These results demonstrate that an employee is indeed safer while wearing a pair of safety-toed shoes than the same pair without. While safety shoes will not completely prevent injury, they will reduce the potential for injury when exposed to minor compressive forces (weights less than 75 pounds) and greatly reduce the severity of the injury when exposed to significant amounts of compressive force.
Tips for Selecting Safety Footwear
As the results show, effectiveness is paramount to minimizing injury, and therefore selection plays an integral role in performance. There are multiple factors to consider when selecting the most appropriate foot protection. The goal is to make sure that your feet are comfortable, supported, and, most importantly, SAFE! The hazards associated with workplace footwear are not only falling objects or fork trucks rolling over toes, but also discomfort due to improper fit and selection.
Choosing the appropriate safety shoe could prevent foot-related problems such as bunions, corns, calluses, hammertoes, and even prevent discomfort to the legs, hips, and back.
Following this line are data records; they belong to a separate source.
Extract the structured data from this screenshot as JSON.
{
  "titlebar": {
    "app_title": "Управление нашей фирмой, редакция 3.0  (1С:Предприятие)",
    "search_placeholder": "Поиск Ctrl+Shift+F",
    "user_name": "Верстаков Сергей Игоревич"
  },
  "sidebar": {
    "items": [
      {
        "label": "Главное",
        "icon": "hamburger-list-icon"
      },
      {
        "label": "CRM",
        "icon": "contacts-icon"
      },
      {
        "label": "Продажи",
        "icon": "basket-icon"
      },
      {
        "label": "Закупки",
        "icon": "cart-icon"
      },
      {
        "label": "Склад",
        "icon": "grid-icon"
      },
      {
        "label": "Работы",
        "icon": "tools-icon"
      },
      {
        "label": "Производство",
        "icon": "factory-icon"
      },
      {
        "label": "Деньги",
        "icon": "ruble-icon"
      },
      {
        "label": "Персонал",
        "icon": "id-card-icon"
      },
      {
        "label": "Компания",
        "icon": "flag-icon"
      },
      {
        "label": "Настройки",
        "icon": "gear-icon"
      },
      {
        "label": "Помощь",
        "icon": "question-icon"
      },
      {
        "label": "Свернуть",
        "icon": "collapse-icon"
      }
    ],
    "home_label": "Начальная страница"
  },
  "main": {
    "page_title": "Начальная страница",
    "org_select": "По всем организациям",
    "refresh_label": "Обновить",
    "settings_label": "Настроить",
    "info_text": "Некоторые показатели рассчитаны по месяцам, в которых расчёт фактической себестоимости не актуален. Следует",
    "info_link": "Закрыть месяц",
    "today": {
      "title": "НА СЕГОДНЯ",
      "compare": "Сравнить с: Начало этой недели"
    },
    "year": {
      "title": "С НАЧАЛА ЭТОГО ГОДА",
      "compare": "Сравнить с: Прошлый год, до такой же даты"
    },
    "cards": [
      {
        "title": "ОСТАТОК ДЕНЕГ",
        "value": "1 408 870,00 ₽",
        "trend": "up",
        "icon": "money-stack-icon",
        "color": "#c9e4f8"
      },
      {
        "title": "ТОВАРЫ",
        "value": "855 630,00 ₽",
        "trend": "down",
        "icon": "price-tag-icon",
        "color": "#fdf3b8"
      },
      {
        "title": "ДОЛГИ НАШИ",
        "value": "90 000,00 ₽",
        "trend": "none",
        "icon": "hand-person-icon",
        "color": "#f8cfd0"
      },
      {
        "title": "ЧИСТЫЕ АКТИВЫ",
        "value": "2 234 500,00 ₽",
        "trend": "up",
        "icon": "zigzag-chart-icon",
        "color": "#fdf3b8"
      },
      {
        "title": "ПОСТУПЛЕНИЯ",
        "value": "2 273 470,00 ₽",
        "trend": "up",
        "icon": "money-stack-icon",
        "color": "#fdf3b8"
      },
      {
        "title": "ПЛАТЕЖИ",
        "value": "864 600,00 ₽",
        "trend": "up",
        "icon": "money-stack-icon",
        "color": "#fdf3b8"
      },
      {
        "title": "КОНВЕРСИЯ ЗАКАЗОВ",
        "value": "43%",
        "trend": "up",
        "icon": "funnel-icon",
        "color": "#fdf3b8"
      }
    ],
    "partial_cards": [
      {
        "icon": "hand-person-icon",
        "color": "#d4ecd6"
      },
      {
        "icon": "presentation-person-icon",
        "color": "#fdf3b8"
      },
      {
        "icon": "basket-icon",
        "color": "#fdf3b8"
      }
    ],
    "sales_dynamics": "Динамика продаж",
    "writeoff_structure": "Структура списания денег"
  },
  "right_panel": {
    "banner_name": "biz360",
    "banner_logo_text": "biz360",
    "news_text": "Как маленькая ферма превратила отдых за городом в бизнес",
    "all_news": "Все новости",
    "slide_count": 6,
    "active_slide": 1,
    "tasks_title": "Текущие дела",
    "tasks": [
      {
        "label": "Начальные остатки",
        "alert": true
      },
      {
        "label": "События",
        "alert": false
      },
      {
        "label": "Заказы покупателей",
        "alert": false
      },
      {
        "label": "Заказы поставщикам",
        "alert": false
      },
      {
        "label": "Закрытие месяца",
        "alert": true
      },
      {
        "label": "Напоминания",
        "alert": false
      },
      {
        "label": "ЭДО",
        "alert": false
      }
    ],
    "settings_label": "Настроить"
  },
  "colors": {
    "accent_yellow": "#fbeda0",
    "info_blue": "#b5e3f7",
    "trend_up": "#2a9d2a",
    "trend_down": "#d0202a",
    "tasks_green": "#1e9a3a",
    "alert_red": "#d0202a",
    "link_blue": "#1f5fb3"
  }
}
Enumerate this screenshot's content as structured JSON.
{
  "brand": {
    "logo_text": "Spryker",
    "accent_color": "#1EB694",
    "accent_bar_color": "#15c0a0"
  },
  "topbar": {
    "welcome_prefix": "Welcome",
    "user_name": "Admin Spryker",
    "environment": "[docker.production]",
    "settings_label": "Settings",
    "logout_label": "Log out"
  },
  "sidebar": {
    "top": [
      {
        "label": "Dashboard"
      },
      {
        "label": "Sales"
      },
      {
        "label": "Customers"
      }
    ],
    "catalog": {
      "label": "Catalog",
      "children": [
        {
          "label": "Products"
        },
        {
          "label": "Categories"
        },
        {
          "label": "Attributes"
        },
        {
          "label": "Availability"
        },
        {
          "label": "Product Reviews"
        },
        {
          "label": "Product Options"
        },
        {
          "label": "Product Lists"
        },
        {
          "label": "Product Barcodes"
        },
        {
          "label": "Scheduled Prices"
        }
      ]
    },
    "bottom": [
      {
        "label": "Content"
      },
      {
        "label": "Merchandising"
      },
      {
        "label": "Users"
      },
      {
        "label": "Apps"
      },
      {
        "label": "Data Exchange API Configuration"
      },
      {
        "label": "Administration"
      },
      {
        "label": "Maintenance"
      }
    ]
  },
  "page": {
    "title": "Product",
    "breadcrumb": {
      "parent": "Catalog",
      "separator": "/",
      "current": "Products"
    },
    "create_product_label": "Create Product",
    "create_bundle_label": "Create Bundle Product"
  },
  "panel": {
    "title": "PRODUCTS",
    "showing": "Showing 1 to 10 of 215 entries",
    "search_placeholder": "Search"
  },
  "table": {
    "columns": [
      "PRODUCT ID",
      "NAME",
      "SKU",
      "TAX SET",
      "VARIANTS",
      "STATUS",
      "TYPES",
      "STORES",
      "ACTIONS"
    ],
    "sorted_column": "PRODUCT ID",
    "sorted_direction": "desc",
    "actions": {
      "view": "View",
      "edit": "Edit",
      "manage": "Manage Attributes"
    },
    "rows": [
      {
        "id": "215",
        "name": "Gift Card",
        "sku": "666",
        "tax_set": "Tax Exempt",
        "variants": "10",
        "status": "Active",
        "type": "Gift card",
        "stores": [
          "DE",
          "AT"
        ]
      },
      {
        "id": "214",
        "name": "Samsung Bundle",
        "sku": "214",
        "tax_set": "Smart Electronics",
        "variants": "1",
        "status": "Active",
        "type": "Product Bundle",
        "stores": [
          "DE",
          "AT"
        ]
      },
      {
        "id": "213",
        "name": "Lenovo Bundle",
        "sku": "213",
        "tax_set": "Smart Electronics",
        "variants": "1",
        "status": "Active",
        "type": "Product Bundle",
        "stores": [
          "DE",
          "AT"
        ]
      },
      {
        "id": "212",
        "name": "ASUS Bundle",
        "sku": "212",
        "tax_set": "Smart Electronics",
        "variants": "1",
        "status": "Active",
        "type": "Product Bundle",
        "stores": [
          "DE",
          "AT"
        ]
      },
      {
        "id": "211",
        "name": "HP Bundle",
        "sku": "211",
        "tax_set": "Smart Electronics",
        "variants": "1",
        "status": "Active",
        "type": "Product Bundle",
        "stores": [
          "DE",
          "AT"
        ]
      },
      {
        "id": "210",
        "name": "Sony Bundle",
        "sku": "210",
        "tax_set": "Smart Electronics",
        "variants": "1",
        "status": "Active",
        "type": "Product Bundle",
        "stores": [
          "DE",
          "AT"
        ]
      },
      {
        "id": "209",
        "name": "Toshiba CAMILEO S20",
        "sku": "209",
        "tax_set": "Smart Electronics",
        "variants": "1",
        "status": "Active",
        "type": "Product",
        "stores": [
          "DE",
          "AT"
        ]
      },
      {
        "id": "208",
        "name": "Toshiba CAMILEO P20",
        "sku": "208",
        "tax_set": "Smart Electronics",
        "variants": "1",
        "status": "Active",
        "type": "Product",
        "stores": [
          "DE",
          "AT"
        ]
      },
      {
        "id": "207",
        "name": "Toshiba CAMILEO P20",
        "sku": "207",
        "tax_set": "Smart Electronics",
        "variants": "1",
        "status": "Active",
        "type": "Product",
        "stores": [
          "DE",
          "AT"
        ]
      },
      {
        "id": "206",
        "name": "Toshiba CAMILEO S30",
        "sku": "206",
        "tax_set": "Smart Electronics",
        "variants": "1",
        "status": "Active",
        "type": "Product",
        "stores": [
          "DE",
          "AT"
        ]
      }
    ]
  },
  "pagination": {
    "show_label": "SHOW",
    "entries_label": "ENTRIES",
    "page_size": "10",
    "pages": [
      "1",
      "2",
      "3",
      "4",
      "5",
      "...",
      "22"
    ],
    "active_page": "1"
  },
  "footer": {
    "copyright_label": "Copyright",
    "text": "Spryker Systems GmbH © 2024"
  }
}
With many potential negative consequences to consider if the incorrect shoes are chosen, consider these three tips when selecting your next pair.
1. Safety is #1 and should be the initial consideration when selecting the correct pair of protective footwear. There are many options in the market, but you should choose a pair that will protect your feet from the hazards to which you may be exposed. A combination of safety toe caps, metatarsal guards (protection for the top of the foot), steel plate soles (puncture resistance), sole material (slip resistance, electrical insulation, flexibility and durometer of rubber), and overall materials used in shoe construction should be considered when making your selection.
2. Fit is very important. Did you know that the human foot actually grows during the day and shrinks while you sleep? While that's not entirely true, everyone’s feel are actually larger after a hard day's work, which means the end of the day is the best time to try on a potential new pair of shoes or boots. With so many options on the market, make sure that the padding and materials used are adequate for your work climate. Utilizing a shoe with moisture control technology for both warm and cold climates is a great option but will affect how your shoe fits. Making sure your new shoes fit well is key to preventing future discomfort.
3. Comfort is a must! The majority of quality brands of safety shoes and boots will not break in or stretch due to the types of materials used to ensure proper support and foot protection. Make sure that when you’re test driving potential footwear, your feet are comfortable. Areas of comfort include appropriate space in the toe box, no pinching or cramping at the ball of the foot or toes area, and adequate support in the arch and heel. When feet are comfortable, your knees hips and lower back are better aligned and supported.
Be aware that no footwear can provide protection against all injuries. The primary methods of injury reduction are controlling hazards by elimination, engineering controls, and administrative controls. Relying on PPE alone is not acceptable. However, by making sure that you are selecting the correct shoe for your work environment and personal needs, you will provide yourself the best personal protection for preventing foot-related injuries, should other controls fail.
Additional information on safety footwear is available from several online sites, including The American Orthopedic Food and Ankle Society1, Workingperson.me2, and OSHA3.
This article originally appeared in the April 2018 issue of Occupational Health & Safety.